Mayfield says the three hospitals his department works with share an emergency physician group, which unifies the treatment. The physicians in the program are an experienced and tight-knit doctor group. By the time the patient arrives, the ED is ready for them. “The doctor—and at least one nurse—is there,” says Mayfield. “They have a central line kit and an ultrasound already in the room.”
He adds that they also have a radiology and respiratory therapy response. “By the time the patient arrives, everybody who needs to be there is there,” he says.
Treatment usually begins with lots of fluids. “We also teach paramedics protective ventilation strategies to do less damage to the lungs, if necessary,” he says.
Most published literature supports the belief that the earlier you start treatment on a sepsis patient, the better the outcome, and Mayfield’s program is definitely having an impact. “I think that’s what we’re showing here,” he says. “We are starting before patients even hit the emergency department, and our outcomes are doing very well right now.”

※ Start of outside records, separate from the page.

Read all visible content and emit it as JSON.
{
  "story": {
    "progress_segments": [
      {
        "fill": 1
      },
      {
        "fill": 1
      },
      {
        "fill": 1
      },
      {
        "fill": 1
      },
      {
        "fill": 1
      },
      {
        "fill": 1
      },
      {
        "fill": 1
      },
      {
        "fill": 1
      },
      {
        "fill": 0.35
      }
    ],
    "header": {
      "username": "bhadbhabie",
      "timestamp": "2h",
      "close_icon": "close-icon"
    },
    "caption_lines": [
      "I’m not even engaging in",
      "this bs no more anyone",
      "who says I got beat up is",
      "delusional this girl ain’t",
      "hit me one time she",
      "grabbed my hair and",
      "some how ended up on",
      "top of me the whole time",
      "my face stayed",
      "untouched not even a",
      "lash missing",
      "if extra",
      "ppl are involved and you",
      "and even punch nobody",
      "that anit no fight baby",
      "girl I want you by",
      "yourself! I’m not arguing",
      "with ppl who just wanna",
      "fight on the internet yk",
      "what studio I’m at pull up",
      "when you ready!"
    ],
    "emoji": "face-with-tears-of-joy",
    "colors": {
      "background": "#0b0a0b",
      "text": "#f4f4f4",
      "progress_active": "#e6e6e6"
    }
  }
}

Final numbers are still being collected, but preliminary data shows patients in septic shock with a Sepsis Alert called prior to the arrival at the emergency department have a significantly decreased mortality rate. Additionally, EMS patients with a Sepsis Alert called have shown a decreased length of hospital stay and a decrease in total health-care costs.
Even patients who were not called, but were later discovered in the ED to have sepsis, had a lower mortality because of the education now surrounding septic shock.
“Part of that is heightened awareness because we have been talking about it so much,” Mayfield says. “We’re looking at those patients that were called for septic shock, but also those that EMS should have called, and didn’t, to determine if those who had training didn’t recognize it.”
Although final numbers for the program aren’t expected for a few months, Mayfield and the EMS providers and ED doctors involved in the program already know they have a winner.